Meet Fred is a piece which showcases all that is magical about puppetry as an art form. The puppetry is stunning, the story beguiling and the questions raised engaging. The meta-theatrical devices used do not break the fourth wall, but rather, render it transparent and give the show the opportunity to be provocative in a very powerful way.
Both explicitly and implicitly, Meet Fred dissects the nature of theatre: through the huge but quiet skill of the three puppeteers - Fred is a living breathing character for the duration of the 90 minute show - and through Fred's engagement with this fact. At the beginning of the show, Fred has a fight with his puppeteers, attempting to push them away from his hands and feet like a prisoner in chains. He eventually accepts his place as alive only by means of the magic that is theatre, and so do we the audience. The paradox melts away and we accept the augmented reality which fiction offers.

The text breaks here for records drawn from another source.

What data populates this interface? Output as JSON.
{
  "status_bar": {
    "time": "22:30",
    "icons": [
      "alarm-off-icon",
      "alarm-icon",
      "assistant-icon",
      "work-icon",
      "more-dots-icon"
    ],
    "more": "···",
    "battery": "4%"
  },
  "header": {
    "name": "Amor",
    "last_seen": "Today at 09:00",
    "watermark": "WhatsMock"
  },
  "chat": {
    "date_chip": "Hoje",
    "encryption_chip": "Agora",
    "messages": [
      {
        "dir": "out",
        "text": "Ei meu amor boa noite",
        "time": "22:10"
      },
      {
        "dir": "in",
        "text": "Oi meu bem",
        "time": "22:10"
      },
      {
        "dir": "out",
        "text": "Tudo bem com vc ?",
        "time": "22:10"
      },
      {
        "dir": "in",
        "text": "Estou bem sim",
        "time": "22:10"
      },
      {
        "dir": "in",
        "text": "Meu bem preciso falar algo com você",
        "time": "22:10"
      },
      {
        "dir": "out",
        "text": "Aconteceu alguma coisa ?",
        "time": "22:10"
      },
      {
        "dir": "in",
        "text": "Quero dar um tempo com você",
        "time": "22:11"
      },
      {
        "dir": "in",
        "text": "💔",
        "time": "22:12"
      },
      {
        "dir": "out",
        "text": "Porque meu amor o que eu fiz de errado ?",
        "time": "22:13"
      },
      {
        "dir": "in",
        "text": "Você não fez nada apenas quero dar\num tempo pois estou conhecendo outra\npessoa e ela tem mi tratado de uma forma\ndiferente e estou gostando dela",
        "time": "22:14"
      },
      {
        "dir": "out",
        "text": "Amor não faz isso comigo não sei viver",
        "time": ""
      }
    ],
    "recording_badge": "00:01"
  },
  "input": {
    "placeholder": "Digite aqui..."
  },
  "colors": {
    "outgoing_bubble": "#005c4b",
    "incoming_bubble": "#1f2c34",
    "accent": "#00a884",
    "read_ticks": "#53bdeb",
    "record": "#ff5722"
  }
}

But Meet Fred doesn't stop there. It is funny, fluid and at points, really beautiful. The whole project is a collaboration between Blind Summit, a puppetry company, and Hijinx, a theatre company with a tradition for providing opportunities for actors with learning disabilities. Fred's story is openly analogical; his struggle as a puppet in a world which unconsciously privileges humans provides quite a close analogy to people who have a disability in our society. Living with a disability is explored by other routes by the piece, not least in the onstage cooperation between the members of the two companies. There are moments when the script, which was developed by all the people onstage among others, becomes highly uncomfortable. For instance, when the paper thin line between theatre and reality in Meet Fred means that the "director" (who is actually played by the director, Ben Pettitt-Wade) and his tirade of abuse towards Martin (played with great comic timing by Gareth John) - who has Down's Syndrome - cannot be easily dismissed by as fiction. But nor should it be; it should make us feel uncomfortable.
My criticism would be that the narrative, being very bitty, couldn't really support 90 minutes of onstage time. An hour would have sufficed really. But this is very small fry.
I would urge you to go and see this show if you get a chance. It's slick, fun, funny and important. And woven through it all is an awareness of Fred's unusual esse, which has made me look at my own with a new perspective.